◆ **Dataset records**

------------------------------------------------------------------------

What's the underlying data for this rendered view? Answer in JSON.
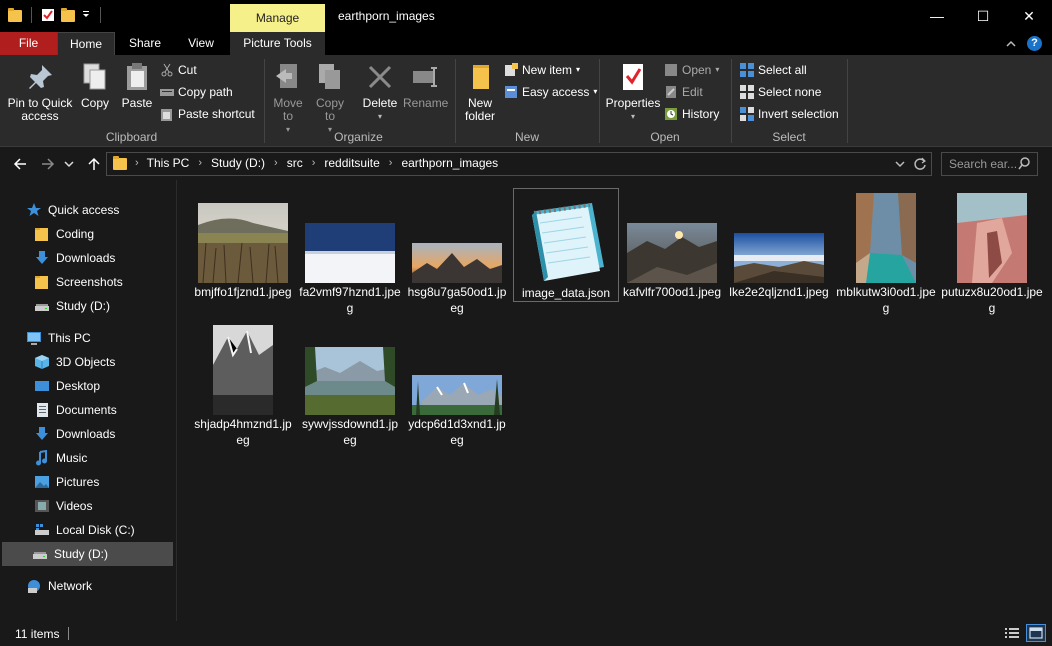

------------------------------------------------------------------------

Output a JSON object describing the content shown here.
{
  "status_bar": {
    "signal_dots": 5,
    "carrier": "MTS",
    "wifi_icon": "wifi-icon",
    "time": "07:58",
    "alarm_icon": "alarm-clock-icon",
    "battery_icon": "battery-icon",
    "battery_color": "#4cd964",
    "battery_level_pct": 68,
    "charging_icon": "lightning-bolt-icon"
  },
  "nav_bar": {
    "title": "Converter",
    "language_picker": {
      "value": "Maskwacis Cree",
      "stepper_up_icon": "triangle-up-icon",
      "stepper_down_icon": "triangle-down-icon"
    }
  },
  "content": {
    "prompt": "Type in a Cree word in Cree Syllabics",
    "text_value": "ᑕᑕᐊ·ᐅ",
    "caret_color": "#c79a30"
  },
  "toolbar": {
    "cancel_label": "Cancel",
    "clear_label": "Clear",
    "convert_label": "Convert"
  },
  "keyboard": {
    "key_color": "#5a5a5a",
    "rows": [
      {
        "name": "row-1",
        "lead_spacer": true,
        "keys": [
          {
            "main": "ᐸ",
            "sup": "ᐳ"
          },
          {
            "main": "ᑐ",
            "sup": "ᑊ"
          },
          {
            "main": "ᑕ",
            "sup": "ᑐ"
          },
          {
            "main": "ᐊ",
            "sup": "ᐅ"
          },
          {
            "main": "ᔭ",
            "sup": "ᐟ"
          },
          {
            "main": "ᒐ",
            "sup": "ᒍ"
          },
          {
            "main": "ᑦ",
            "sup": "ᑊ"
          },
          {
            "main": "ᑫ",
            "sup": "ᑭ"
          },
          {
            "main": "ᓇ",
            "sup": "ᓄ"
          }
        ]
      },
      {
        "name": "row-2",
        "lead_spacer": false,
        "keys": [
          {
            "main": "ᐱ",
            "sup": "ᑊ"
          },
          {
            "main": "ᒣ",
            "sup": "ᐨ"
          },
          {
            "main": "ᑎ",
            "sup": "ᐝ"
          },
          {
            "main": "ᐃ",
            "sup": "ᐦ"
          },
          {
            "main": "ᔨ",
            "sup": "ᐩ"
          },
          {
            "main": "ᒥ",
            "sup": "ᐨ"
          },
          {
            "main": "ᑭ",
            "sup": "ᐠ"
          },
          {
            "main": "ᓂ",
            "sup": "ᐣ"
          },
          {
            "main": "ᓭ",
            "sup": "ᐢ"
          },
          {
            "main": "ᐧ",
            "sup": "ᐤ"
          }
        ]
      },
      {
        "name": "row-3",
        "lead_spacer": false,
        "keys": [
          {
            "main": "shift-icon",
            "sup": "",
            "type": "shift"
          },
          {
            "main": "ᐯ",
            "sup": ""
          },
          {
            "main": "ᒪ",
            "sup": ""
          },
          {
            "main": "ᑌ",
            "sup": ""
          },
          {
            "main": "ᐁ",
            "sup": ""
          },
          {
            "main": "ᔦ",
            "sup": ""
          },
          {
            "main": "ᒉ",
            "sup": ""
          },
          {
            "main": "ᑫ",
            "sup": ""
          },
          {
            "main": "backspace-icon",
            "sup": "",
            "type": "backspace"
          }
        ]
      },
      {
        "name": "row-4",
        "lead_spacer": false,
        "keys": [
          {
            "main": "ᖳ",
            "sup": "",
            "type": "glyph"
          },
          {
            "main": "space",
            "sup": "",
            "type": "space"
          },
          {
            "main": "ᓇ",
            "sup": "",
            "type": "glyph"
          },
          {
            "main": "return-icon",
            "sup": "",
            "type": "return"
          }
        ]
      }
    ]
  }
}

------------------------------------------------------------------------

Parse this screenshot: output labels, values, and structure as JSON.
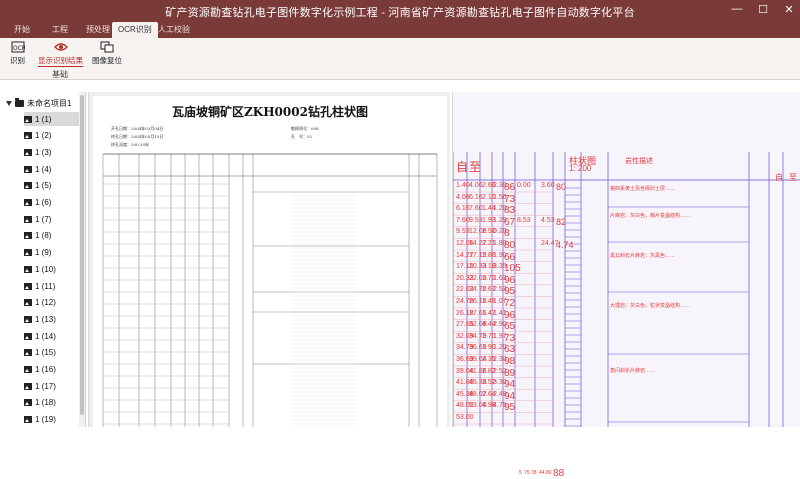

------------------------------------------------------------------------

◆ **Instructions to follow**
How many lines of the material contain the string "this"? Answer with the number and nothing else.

◆ **Written solution**
2